The children are deposited at a country house owned by Professor Kirk (Johnson Willis), and while the nature of his study is never revealed, it’s clear he considers portals, other worlds existing alongside our own, more scientific probability than fiction.
Lucy enters the snowscape of Narnia, unaware she is altering a delicate balance. Her chance meeting with a faun, Mr Tumnus (a moving performance from Jez Unwin) reveals that Narnia is enslaved by the White Witch, who has declared herself Queen. But the creatures of Narnia have reason for hope: the King of Beasts, Aslan, is on the move. The eternal winter begins to thaw.
The production’s use of stagecraft – puppetry, magic, lighting and set design – is extraordinary. The show is pure spectacle, and while clever lighting recreates the seasons, simpler devices also impress: the flight of a robin conveyed through a dancer with a scarlet ribbon is a lovely moment. The space is well used – the two worlds are seen from a child’s perspective – a clock face towers above, and when the children emerge from the wardrobe into Narnia, what lies before them feels infinite.

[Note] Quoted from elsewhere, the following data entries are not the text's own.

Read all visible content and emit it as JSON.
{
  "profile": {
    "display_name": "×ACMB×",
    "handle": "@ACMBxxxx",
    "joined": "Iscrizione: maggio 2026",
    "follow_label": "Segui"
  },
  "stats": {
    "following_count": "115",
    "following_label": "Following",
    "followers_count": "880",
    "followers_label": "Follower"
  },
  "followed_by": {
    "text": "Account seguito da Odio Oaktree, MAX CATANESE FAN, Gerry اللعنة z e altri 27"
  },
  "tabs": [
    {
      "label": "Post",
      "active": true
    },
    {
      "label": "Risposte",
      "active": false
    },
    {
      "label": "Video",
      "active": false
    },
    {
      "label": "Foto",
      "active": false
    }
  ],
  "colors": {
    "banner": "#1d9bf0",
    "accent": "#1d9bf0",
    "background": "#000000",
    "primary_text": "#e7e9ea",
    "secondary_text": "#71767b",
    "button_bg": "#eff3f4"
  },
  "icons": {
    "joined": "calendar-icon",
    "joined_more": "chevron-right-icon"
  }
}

This is a show loaded with ambition, and for the most part, it works. The Lion, The Witch & The Wardrobe makes the decision to lean away from C.S Lewis’ original intention of a Christian fable, and into more secular themes. Beginning at the rail station, we are told these are “troubled times” and the assembled cast sing ‘We’ll Meet Again‘. The pandemic and the World War collide, to create a direct line through to the audience. We may not know what it is like to be a child evacuee, but isolation and uncertainty – we certainly know about that.
There are several good performances here too: the Pevensie children are particularly well cast, with Edmund (played by Shaka Kalokoh) and Lucy (Karise Yansen) evoking a complicated sibling relationship. There’s an emphasis on light and shade, with welcome comic relief from characters such as Mr Beaver (Sam Buttery). But where the brooding, glacial evil of the White Witch should take centre stage, Samantha Womack’s depiction is strangely muted. Her performance is hesitant where a self-proclaimed Queen would be bold.
What really comes across in this production is the triumph of composite parts coming together. This looks (and feels) like a well-oiled machine, but crucially there is an element of spontaneity that keeps the show fresh. There is an element of possibility in every scene, and for a young audience, there’s no better introduction to theatre.
Runs until 26 February 2022